Your goal:
The tail of the records, from the line containing "Convert this screenshot" through the final line, should be printed exactly and on its own.

[Interface dataset entries]
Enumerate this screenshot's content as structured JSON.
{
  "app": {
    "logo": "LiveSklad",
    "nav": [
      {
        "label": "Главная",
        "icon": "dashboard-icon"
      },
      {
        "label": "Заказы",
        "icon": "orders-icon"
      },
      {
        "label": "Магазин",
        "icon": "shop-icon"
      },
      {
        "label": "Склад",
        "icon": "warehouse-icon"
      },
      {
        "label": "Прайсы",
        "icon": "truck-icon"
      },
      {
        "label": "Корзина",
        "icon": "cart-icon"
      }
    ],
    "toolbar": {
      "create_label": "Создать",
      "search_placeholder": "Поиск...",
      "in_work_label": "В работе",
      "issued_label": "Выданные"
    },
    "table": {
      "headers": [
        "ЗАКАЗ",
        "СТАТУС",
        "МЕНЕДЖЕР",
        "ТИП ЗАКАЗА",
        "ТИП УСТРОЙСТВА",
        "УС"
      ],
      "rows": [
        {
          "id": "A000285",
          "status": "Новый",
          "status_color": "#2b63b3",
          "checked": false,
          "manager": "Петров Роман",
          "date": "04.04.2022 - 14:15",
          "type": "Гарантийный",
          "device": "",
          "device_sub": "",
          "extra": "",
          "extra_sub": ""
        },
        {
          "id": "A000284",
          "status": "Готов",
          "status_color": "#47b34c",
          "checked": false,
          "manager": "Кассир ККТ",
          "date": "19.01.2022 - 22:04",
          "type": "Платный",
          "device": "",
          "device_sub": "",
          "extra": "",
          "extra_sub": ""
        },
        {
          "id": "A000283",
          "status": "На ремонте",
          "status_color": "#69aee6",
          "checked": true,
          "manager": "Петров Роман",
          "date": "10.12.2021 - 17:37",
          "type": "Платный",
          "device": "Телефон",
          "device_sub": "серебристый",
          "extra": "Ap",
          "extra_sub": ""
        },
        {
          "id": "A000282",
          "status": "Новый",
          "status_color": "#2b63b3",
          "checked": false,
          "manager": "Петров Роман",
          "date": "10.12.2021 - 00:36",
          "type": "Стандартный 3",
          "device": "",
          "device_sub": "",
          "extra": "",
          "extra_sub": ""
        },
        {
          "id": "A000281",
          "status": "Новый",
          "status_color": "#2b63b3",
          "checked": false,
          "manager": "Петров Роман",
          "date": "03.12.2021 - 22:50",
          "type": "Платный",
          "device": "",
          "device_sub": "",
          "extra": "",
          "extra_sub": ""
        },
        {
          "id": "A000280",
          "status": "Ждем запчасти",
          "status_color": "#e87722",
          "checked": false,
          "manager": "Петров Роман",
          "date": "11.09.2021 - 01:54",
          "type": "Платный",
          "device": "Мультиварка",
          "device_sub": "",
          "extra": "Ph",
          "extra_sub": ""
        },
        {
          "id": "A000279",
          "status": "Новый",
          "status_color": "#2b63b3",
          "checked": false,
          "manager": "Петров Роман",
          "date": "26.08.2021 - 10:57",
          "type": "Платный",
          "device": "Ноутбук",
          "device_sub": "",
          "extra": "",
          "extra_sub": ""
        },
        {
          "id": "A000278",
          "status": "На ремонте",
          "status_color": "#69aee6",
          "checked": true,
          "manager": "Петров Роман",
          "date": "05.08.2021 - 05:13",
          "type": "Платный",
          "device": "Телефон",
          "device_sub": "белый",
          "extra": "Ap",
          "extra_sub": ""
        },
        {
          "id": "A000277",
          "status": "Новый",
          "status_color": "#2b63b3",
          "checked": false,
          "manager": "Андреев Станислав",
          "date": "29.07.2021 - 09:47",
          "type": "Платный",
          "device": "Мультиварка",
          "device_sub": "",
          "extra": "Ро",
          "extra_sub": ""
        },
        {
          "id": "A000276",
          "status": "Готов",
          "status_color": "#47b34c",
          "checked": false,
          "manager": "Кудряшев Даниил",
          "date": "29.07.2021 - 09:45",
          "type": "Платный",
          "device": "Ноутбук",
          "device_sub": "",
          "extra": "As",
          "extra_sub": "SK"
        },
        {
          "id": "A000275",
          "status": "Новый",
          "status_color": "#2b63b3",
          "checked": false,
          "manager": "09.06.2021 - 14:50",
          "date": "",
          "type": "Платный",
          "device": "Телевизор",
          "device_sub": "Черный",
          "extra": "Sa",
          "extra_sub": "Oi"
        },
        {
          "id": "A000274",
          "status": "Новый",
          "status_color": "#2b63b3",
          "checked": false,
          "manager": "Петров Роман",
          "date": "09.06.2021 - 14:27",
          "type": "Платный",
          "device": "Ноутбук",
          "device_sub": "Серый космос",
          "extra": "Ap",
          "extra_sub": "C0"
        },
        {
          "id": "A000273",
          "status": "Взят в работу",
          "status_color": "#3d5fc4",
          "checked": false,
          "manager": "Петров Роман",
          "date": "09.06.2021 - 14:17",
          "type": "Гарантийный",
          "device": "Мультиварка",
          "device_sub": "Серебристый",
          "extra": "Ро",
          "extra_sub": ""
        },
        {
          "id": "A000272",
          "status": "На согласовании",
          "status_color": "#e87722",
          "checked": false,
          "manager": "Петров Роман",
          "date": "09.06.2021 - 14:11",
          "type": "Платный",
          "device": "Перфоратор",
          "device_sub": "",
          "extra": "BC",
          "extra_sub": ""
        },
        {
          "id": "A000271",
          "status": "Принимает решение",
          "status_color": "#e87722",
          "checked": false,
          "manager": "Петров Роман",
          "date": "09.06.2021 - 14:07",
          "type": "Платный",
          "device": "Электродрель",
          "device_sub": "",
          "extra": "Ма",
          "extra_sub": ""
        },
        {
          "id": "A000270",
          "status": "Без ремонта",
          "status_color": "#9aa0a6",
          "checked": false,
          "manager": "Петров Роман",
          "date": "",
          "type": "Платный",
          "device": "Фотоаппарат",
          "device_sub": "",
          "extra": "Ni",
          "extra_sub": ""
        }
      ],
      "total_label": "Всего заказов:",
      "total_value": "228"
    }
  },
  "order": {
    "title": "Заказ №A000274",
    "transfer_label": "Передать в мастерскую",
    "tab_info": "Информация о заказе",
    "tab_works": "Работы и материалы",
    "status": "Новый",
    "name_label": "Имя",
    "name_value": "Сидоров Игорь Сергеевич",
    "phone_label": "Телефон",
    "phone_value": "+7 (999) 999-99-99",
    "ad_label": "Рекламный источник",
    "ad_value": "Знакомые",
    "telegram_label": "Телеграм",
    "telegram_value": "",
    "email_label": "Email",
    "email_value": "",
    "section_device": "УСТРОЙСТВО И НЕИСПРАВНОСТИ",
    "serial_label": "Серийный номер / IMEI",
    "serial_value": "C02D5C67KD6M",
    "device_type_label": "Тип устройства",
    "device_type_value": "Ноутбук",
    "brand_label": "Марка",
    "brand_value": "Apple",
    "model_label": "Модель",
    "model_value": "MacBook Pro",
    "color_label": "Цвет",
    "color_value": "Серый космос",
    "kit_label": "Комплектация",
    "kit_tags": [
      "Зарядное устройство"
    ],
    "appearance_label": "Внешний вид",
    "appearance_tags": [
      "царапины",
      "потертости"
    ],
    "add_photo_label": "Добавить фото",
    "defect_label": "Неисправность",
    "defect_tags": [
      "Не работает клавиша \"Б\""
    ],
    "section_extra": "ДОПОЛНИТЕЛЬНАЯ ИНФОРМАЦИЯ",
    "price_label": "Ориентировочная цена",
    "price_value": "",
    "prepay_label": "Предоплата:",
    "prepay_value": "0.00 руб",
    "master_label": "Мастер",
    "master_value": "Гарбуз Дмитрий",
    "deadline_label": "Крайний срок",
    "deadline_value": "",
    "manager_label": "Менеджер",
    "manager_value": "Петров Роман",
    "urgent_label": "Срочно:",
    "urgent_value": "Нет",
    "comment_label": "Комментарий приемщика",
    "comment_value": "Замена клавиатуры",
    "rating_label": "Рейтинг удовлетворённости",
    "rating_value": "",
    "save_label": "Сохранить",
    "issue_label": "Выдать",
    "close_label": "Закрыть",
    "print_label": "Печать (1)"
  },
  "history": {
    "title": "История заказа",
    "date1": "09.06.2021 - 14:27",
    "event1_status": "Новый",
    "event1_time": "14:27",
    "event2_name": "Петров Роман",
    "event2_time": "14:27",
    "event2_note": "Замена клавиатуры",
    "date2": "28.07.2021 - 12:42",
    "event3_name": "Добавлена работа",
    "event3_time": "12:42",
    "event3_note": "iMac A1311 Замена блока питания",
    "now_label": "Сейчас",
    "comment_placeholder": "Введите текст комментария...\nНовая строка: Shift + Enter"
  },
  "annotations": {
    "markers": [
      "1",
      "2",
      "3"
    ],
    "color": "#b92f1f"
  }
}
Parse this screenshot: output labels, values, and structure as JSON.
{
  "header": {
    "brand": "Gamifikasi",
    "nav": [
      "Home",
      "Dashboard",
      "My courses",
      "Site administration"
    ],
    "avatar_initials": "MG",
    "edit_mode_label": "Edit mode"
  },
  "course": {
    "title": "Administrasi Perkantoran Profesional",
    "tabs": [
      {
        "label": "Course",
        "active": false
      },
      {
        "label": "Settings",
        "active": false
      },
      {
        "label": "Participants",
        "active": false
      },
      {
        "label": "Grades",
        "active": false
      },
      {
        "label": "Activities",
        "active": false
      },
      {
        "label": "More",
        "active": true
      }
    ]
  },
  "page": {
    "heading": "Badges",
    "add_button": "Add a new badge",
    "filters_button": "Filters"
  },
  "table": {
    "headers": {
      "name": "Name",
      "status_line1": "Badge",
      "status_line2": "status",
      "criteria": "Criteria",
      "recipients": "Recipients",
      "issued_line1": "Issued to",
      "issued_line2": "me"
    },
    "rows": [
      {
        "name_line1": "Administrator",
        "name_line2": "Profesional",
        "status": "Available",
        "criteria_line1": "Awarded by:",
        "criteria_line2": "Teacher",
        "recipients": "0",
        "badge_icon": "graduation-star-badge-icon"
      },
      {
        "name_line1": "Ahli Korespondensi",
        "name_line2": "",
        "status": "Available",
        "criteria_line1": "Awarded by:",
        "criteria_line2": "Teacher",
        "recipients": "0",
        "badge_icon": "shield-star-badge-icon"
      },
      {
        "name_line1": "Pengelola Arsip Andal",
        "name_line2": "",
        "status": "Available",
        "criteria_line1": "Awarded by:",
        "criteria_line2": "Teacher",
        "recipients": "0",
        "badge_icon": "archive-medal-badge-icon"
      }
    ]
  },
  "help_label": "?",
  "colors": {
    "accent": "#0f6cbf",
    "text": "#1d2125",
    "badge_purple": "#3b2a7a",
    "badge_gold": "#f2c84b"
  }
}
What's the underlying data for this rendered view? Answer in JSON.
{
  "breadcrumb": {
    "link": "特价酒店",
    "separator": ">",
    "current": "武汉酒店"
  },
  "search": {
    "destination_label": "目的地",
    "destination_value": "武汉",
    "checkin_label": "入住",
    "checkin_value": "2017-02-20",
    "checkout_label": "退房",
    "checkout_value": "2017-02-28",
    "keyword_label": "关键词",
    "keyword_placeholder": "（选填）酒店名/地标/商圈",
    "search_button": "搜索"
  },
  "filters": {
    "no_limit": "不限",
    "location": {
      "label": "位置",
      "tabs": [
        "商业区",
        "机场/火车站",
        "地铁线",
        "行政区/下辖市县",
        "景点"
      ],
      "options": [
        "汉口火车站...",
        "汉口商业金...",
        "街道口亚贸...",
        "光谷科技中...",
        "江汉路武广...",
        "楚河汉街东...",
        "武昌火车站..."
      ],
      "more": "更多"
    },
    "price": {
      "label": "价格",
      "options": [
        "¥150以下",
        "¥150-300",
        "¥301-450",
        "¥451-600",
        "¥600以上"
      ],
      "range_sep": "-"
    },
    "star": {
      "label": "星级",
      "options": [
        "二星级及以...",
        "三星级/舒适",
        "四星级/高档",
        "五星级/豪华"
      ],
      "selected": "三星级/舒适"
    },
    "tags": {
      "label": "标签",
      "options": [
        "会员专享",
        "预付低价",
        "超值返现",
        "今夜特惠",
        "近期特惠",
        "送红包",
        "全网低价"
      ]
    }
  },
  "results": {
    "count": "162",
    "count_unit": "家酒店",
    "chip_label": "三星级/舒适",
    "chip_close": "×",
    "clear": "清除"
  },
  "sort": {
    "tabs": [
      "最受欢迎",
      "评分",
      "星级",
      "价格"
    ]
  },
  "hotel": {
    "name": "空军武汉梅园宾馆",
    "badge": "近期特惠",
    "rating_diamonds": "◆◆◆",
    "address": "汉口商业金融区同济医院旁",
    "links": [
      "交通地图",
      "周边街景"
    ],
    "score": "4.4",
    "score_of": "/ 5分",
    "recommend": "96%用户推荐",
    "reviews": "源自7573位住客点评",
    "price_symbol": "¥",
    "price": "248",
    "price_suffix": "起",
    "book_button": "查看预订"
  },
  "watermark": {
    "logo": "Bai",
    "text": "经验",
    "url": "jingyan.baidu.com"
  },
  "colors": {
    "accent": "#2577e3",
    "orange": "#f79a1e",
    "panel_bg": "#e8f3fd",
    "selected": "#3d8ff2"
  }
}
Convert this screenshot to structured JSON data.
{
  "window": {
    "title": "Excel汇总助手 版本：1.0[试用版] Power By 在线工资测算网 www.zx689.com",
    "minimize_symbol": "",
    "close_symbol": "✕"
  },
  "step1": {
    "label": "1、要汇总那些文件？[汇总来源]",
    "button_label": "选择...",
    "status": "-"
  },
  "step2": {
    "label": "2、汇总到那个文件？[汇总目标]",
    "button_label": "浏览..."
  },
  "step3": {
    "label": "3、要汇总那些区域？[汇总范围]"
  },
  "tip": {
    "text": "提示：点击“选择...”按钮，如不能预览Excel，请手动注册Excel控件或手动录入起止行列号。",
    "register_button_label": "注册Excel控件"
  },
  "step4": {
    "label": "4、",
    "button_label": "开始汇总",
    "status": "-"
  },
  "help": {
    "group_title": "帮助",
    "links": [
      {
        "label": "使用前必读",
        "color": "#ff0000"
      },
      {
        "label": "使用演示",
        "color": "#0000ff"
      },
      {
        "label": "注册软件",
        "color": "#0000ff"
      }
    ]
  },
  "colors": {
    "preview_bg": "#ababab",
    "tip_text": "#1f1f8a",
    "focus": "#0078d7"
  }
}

Output of the task:
Convert this screenshot to structured JSON data.
{
  "window": {
    "title": "Excel汇总助手 版本：1.0[试用版] Power By 在线工资测算网 www.zx689.com",
    "minimize_symbol": "",
    "close_symbol": "✕"
  },
  "step1": {
    "label": "1、要汇总那些文件？[汇总来源]",
    "button_label": "选择...",
    "status": "-"
  },
  "step2": {
    "label": "2、汇总到那个文件？[汇总目标]",
    "button_label": "浏览..."
  },
  "step3": {
    "label": "3、要汇总那些区域？[汇总范围]"
  },
  "tip": {
    "text": "提示：点击“选择...”按钮，如不能预览Excel，请手动注册Excel控件或手动录入起止行列号。",
    "register_button_label": "注册Excel控件"
  },
  "step4": {
    "label": "4、",
    "button_label": "开始汇总",
    "status": "-"
  },
  "help": {
    "group_title": "帮助",
    "links": [
      {
        "label": "使用前必读",
        "color": "#ff0000"
      },
      {
        "label": "使用演示",
        "color": "#0000ff"
      },
      {
        "label": "注册软件",
        "color": "#0000ff"
      }
    ]
  },
  "colors": {
    "preview_bg": "#ababab",
    "tip_text": "#1f1f8a",
    "focus": "#0078d7"
  }
}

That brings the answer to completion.